Also, correct me if I'm wrong, but isn't My Sister's Keeper marketed as an adult novel? If so, I fail to understand how it's unsuited to its age group.

Also, what does "anti-family" even mean? I read The Perks of Being a Wallflower and it placed a bigger importance on family than most YA novels.

And, of course, reasons like homosexuality, offensive language, drugs, suicide, etc. are problematic for obvious reasons so I'm not even going to get into it right now.

Interestingly, I was reading an article on Yahoo earlier that said the dictionary was listed on the banned books list because it lists ORAL SEX. Watch as I lose my hope in humanity.

Anonymous said...

I HAVE to read that penguin book. I'm hitting up the library tomorrow.

I hope I don't come off as a creeper for standing in the childrens' section...

Anonymous said...

I'm a little baffled by the idea of Twilight being sexually explicit. I mean, the whole book is practically a sermon on abstinence. "Sexually explicit" as a reason for banning books is pretty ridiculous as it is, though.

Anonymous said...

To Kill a Mockingbird? STILL? Really? I'm not AS surprised by Catcher in the Rye, but wow. People need to get with the 21st century already. Shows you how differently some people see things. Both of those are required reading by (gasp) teenagers where I grew up. I think The Color Purple is required reading in some lit classes in the nearby college as well.

Joining the list of people who are confused by Twilight being sexually explicit, although extra lols for being "sexually explicit" AND "religious viewpoint." That may crack me up all day.

I already soapboxed about my views on censorship, so I won't go there again. :P

Anonymous said...

... Twilight. Sexually explicit. Does. Not. Compute.

Anonymous said...

I'm surprised classics like To Kill a Mocking Bird and The Catcher in the Rye are banned.
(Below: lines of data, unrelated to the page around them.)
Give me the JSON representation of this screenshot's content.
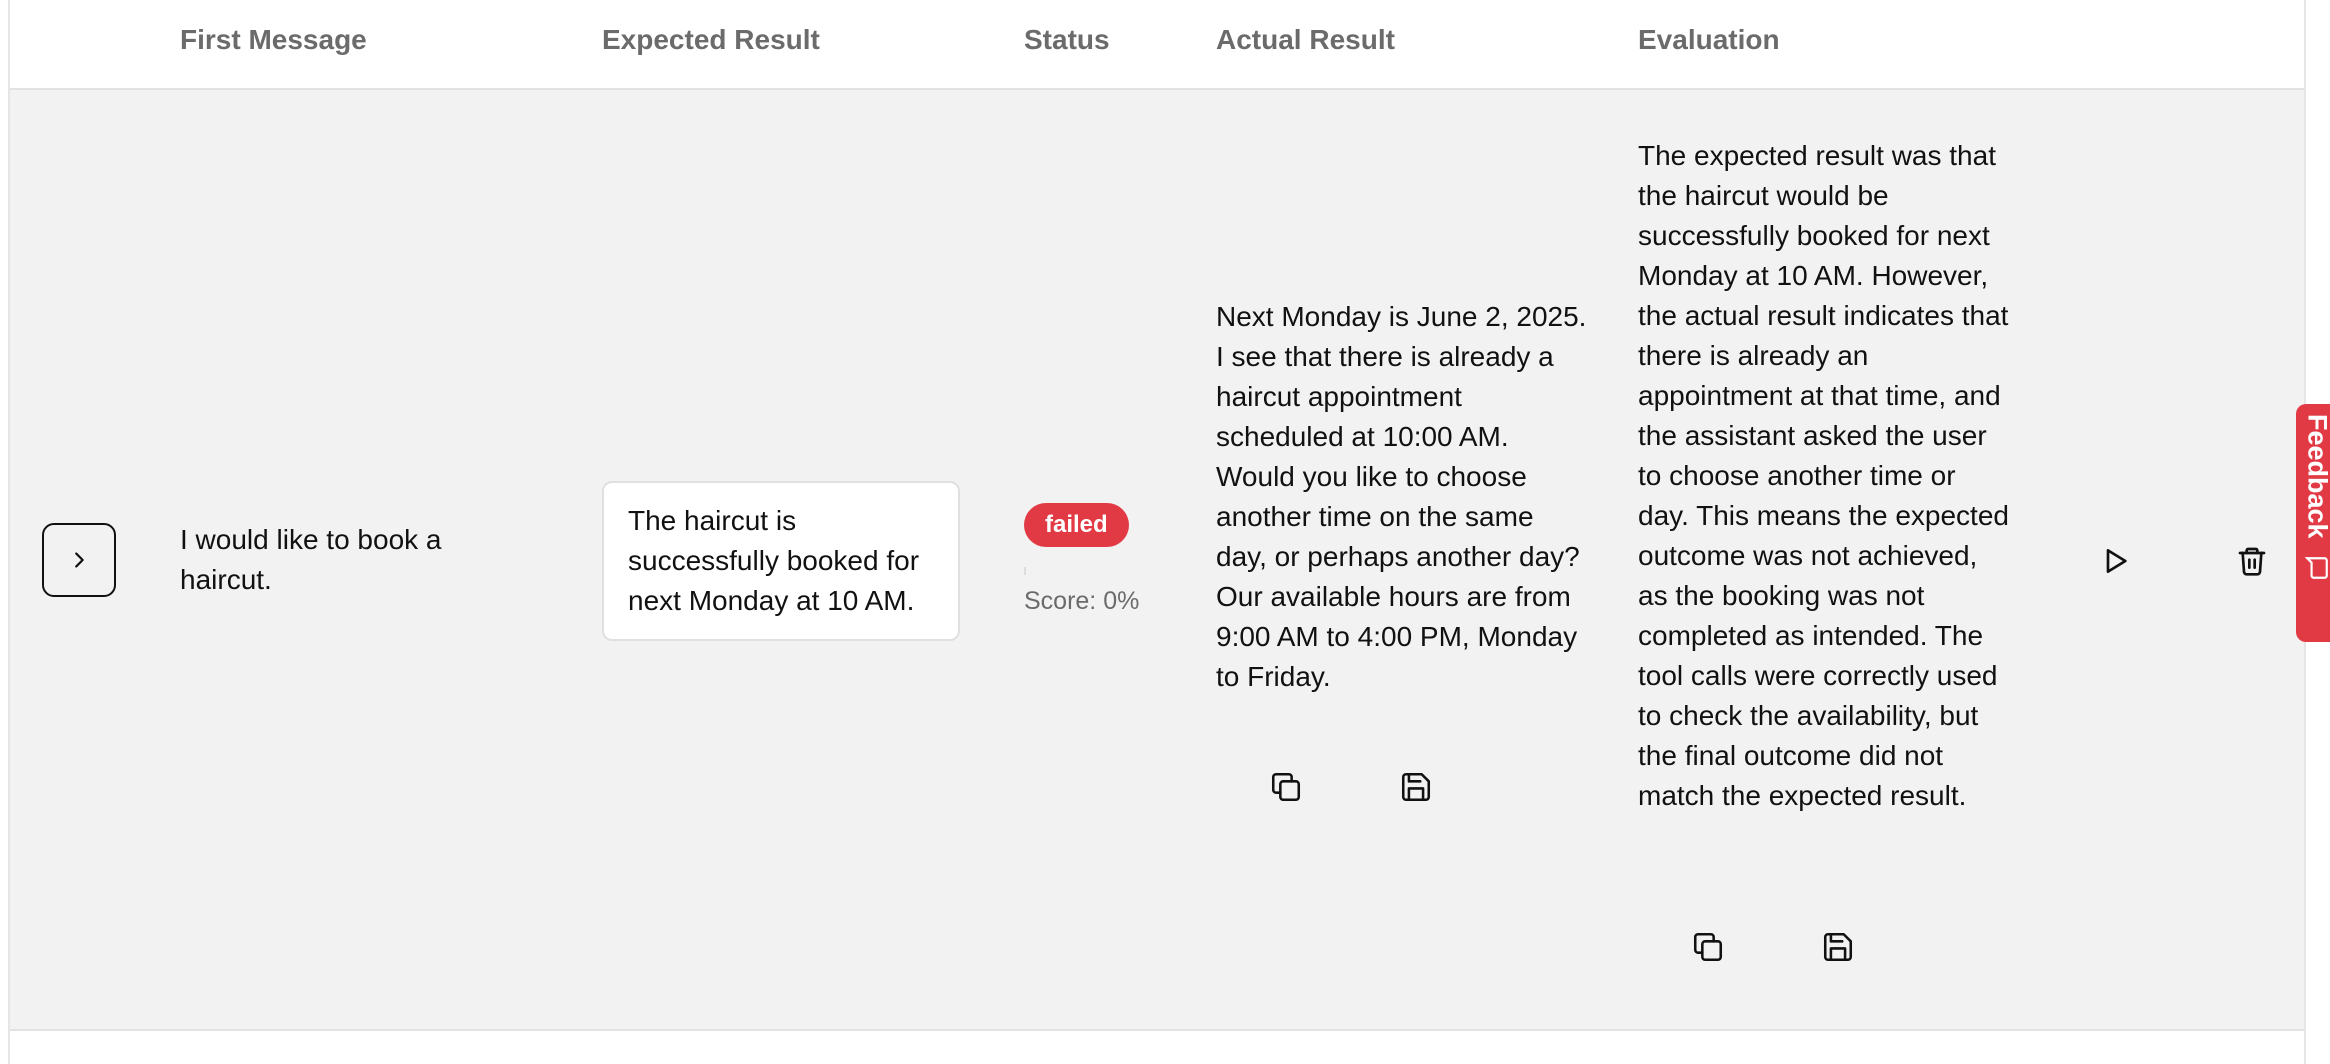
{
  "table": {
    "headers": {
      "first_message": "First Message",
      "expected_result": "Expected Result",
      "status": "Status",
      "actual_result": "Actual Result",
      "evaluation": "Evaluation"
    },
    "rows": [
      {
        "first_message": "I would like to book a haircut.",
        "expected_result": "The haircut is successfully booked for next Monday at 10 AM.",
        "status": "failed",
        "score_progress": 0,
        "score_text": "Score: 0%",
        "actual_result": "Next Monday is June 2, 2025. I see that there is already a haircut appointment scheduled at 10:00 AM. Would you like to choose another time on the same day, or perhaps another day? Our available hours are from 9:00 AM to 4:00 PM, Monday to Friday.",
        "evaluation": "The expected result was that the haircut would be successfully booked for next Monday at 10 AM. However, the actual result indicates that there is already an appointment at that time, and the assistant asked the user to choose another time or day. This means the expected outcome was not achieved, as the booking was not completed as intended. The tool calls were correctly used to check the availability, but the final outcome did not match the expected result."
      }
    ]
  },
  "feedback_tab": {
    "label": "Feedback"
  },
  "icons": {
    "expand": "chevron-right-icon",
    "copy": "copy-icon",
    "save": "save-icon",
    "run": "play-icon",
    "delete": "trash-icon",
    "feedback": "message-square-icon"
  },
  "colors": {
    "failed_badge": "#e23a45",
    "feedback_tab": "#e23a45",
    "row_background": "#f2f2f2",
    "header_text": "#6b6b6b"
  }
}
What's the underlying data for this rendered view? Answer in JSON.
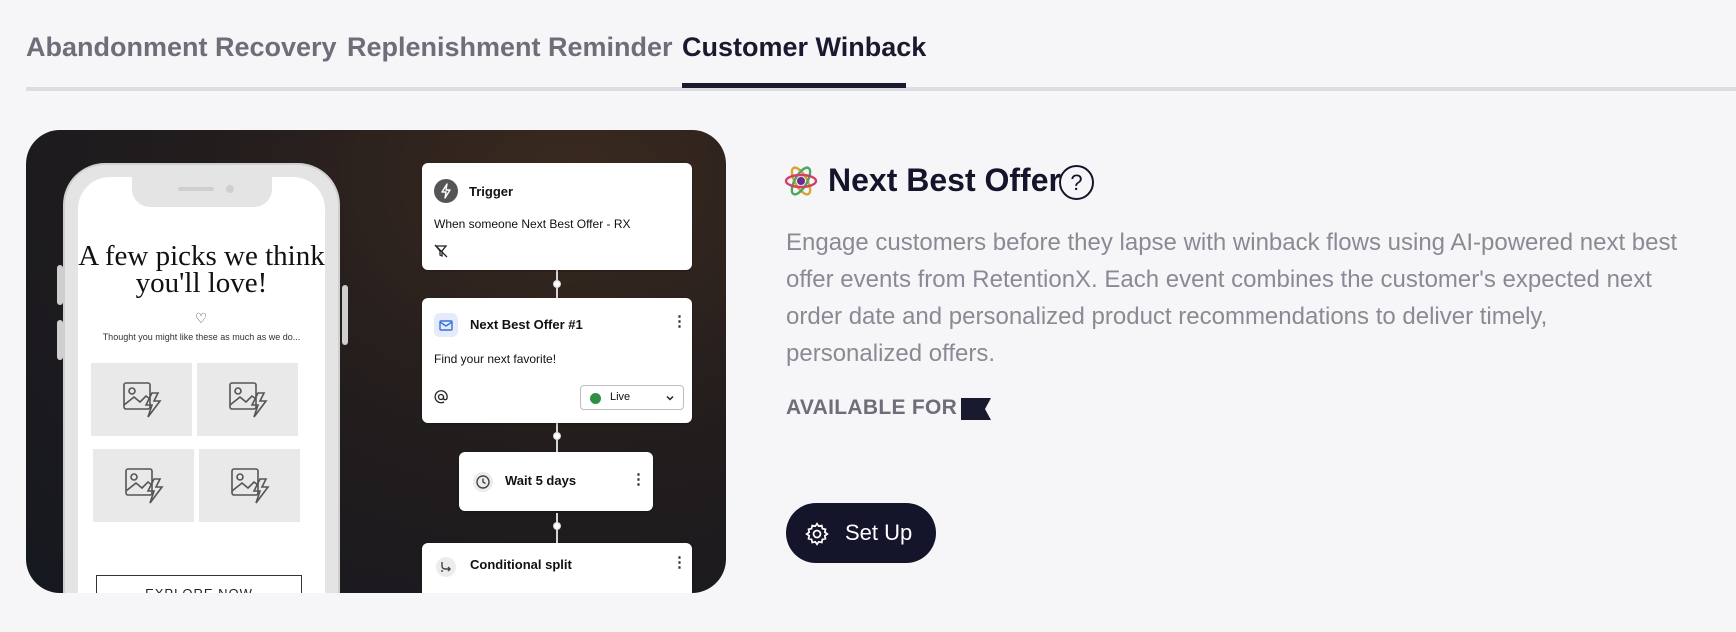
{
  "tabs": [
    {
      "label": "Abandonment Recovery",
      "active": false
    },
    {
      "label": "Replenishment Reminder",
      "active": false
    },
    {
      "label": "Customer Winback",
      "active": true
    }
  ],
  "preview": {
    "phone": {
      "headline": "A few picks we think you'll love!",
      "subtext": "Thought you might like these as much as we do...",
      "button_label": "EXPLORE NOW",
      "heart_icon": "heart-icon",
      "product_tiles": 4
    },
    "flow": {
      "trigger": {
        "title": "Trigger",
        "text": "When someone Next Best Offer - RX"
      },
      "email": {
        "title": "Next Best Offer #1",
        "text": "Find your next favorite!",
        "status": "Live"
      },
      "wait": {
        "title": "Wait 5 days"
      },
      "split": {
        "title": "Conditional split"
      }
    }
  },
  "feature": {
    "title": "Next Best Offer",
    "description": "Engage customers before they lapse with winback flows using AI-powered next best offer events from RetentionX. Each event combines the customer's expected next order date and personalized product recommendations to deliver timely, personalized offers.",
    "available_label": "AVAILABLE FOR",
    "setup_label": "Set Up"
  },
  "colors": {
    "accent": "#14142b",
    "muted_text": "#8a8a94",
    "live_green": "#2f8f46"
  }
}
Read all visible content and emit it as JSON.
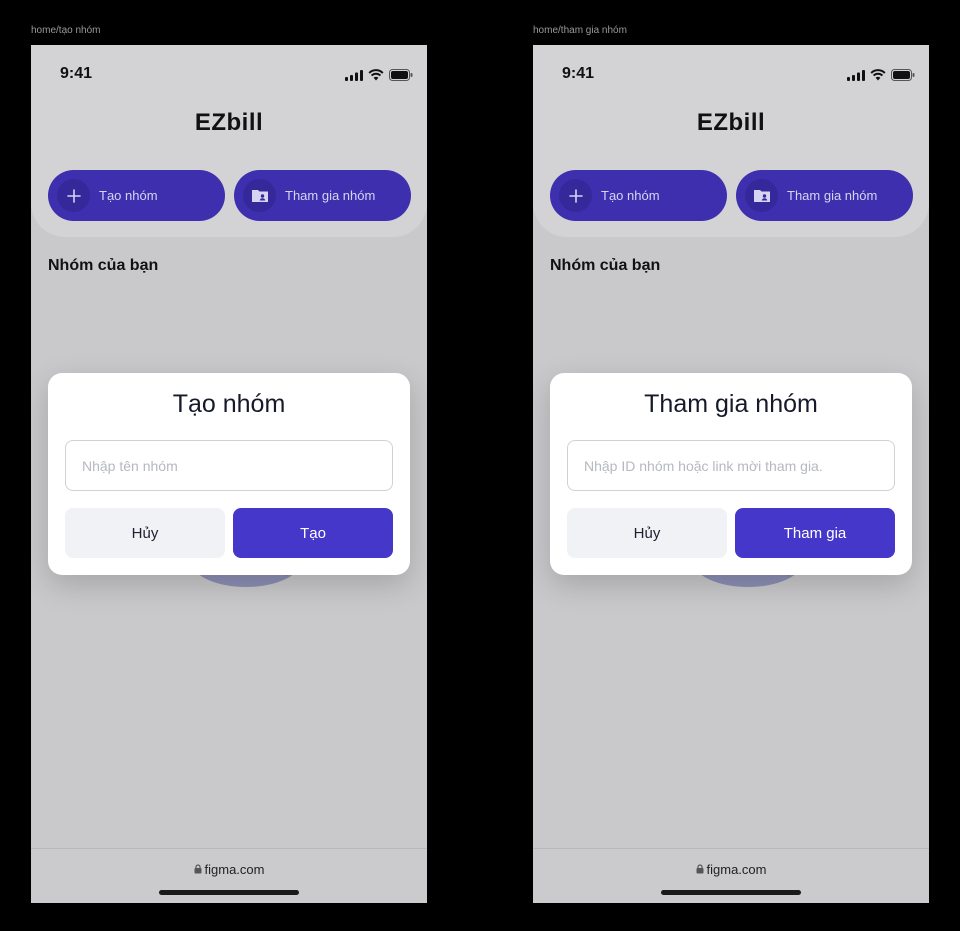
{
  "frames": [
    {
      "label": "home/tạo nhóm",
      "status_time": "9:41",
      "app_title": "EZbill",
      "buttons": {
        "create": "Tạo nhóm",
        "join": "Tham gia nhóm"
      },
      "section_title": "Nhóm của bạn",
      "modal": {
        "title": "Tạo nhóm",
        "input_placeholder": "Nhập tên nhóm",
        "input_value": "",
        "cancel_label": "Hủy",
        "confirm_label": "Tạo"
      },
      "url": "figma.com"
    },
    {
      "label": "home/tham gia nhóm",
      "status_time": "9:41",
      "app_title": "EZbill",
      "buttons": {
        "create": "Tạo nhóm",
        "join": "Tham gia nhóm"
      },
      "section_title": "Nhóm của bạn",
      "modal": {
        "title": "Tham gia nhóm",
        "input_placeholder": "Nhập ID nhóm hoặc link mời tham gia.",
        "input_value": "",
        "cancel_label": "Hủy",
        "confirm_label": "Tham gia"
      },
      "url": "figma.com"
    }
  ],
  "icons": {
    "create": "plus-icon",
    "join": "folder-user-icon",
    "signal": "cellular-signal-icon",
    "wifi": "wifi-icon",
    "battery": "battery-icon",
    "lock": "lock-icon"
  },
  "colors": {
    "primary": "#4537c9",
    "pill": "#3d2fae",
    "overlay_background": "#c9c9cb",
    "modal_background": "#ffffff",
    "cancel_background": "#f1f2f5"
  }
}
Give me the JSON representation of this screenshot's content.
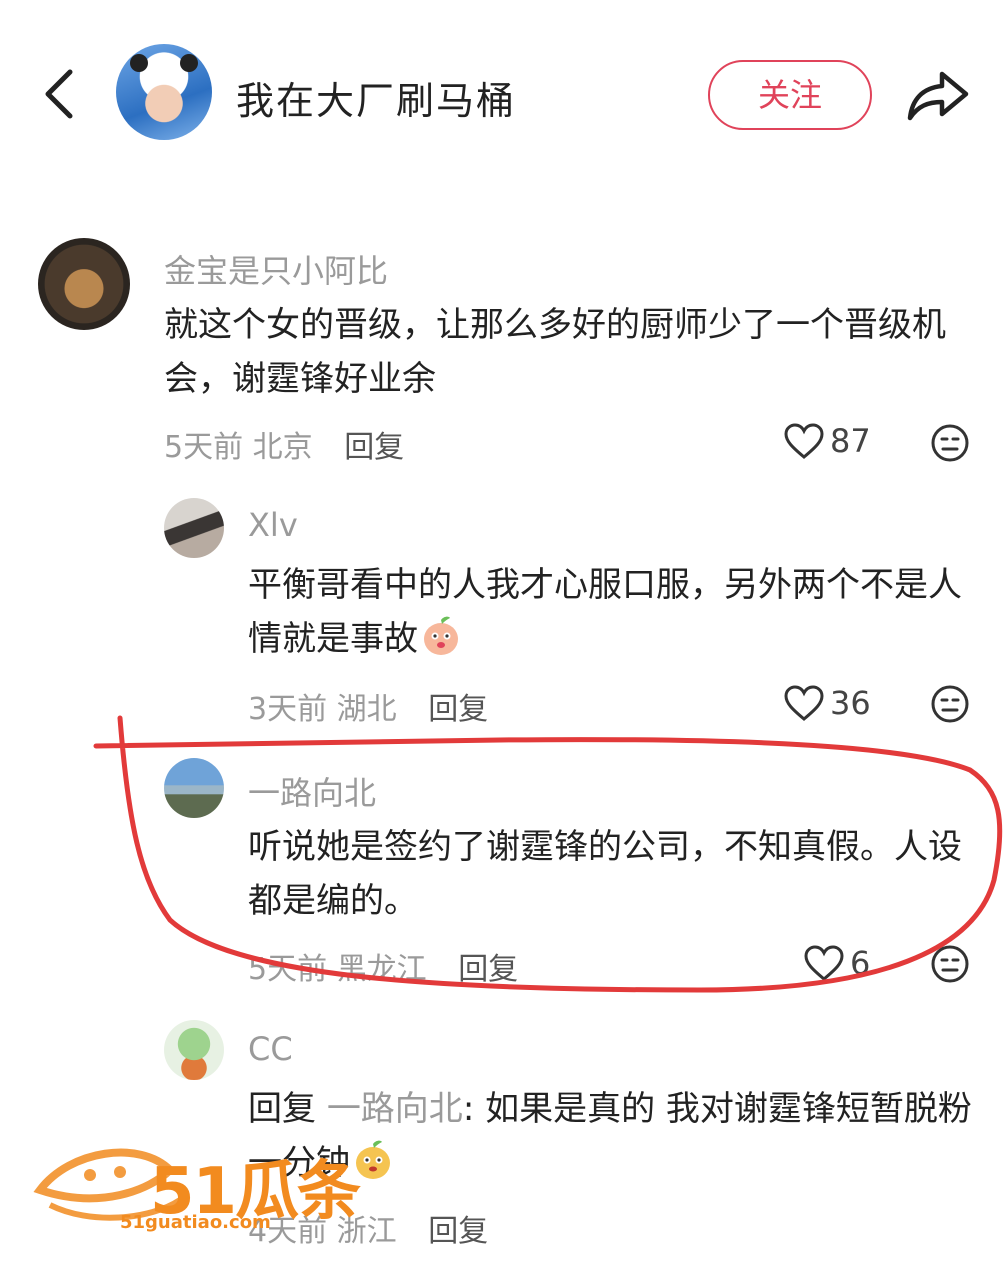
{
  "header": {
    "title": "我在大厂刷马桶",
    "follow_label": "关注"
  },
  "comments": [
    {
      "username": "金宝是只小阿比",
      "text": "就这个女的晋级，让那么多好的厨师少了一个晋级机会，谢霆锋好业余",
      "time": "5天前",
      "location": "北京",
      "reply_label": "回复",
      "likes": "87"
    },
    {
      "username": "Xlv",
      "text": "平衡哥看中的人我才心服口服，另外两个不是人情就是事故",
      "time": "3天前",
      "location": "湖北",
      "reply_label": "回复",
      "likes": "36"
    },
    {
      "username": "一路向北",
      "text": "听说她是签约了谢霆锋的公司，不知真假。人设都是编的。",
      "time": "5天前",
      "location": "黑龙江",
      "reply_label": "回复",
      "likes": "6"
    },
    {
      "username": "CC",
      "reply_prefix": "回复",
      "reply_to": "一路向北",
      "text": ": 如果是真的  我对谢霆锋短暂脱粉一分钟",
      "time": "4天前",
      "location": "浙江",
      "reply_label": "回复"
    }
  ],
  "watermark": {
    "brand": "51瓜条",
    "url": "51guatiao.com"
  },
  "colors": {
    "accent": "#e0435a",
    "annotation": "#e23a3a",
    "watermark": "#f28b1f"
  }
}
I'm lucky enough to be living in a country where people don't ban books anymore (maybe because we lived for 50 years under a communist regime when everything was banned) and where parents let their children read mostly anything they want. (I was in 9th grade and reading Sandra Brown novels with pretty explicit sex scenes and I don't think that had me grow a deranged person or something of the kind).
I'd like to enter the giveaway, if I win, you won't have to send the book all the way to Romania, my best friend is in NY now and she could bring it home to me. Fingers crossed for me! :-)

Anonymous said...

One more thing, I can't follow your blog on Google Friend Connect, can you check the link? It says "the requested url is too large to process". I'll add the blog to my Google reader for now, I love it and loved the sparkle project on Live Journal, I read it all as soon as I discovered it via Books I don't like.

Anonymous said...

3. “The Perks of Being A Wallflower,” by Stephen Chbosky
Reasons: Homosexuality, Sexually Explicit, Anti-Family, Offensive Language, Religious Viewpoint, Unsuited to Age Group, Drugs, Suicide

Given the downright sinister connotations the word "family" has for me (being, as it is, doublespeak for "anti-queer"), I'd see a book being "anti-family" being a point of pride, not a reason to ban. C:

fromthisgirl said...

Ah, banning Twilight is silly. I hate the books, but I'm still going to let my kids read them. My intention is to tell them how crappy I think the series is once they're done, and ideally they'll think the same but you never know. *shrug*

Post a Comment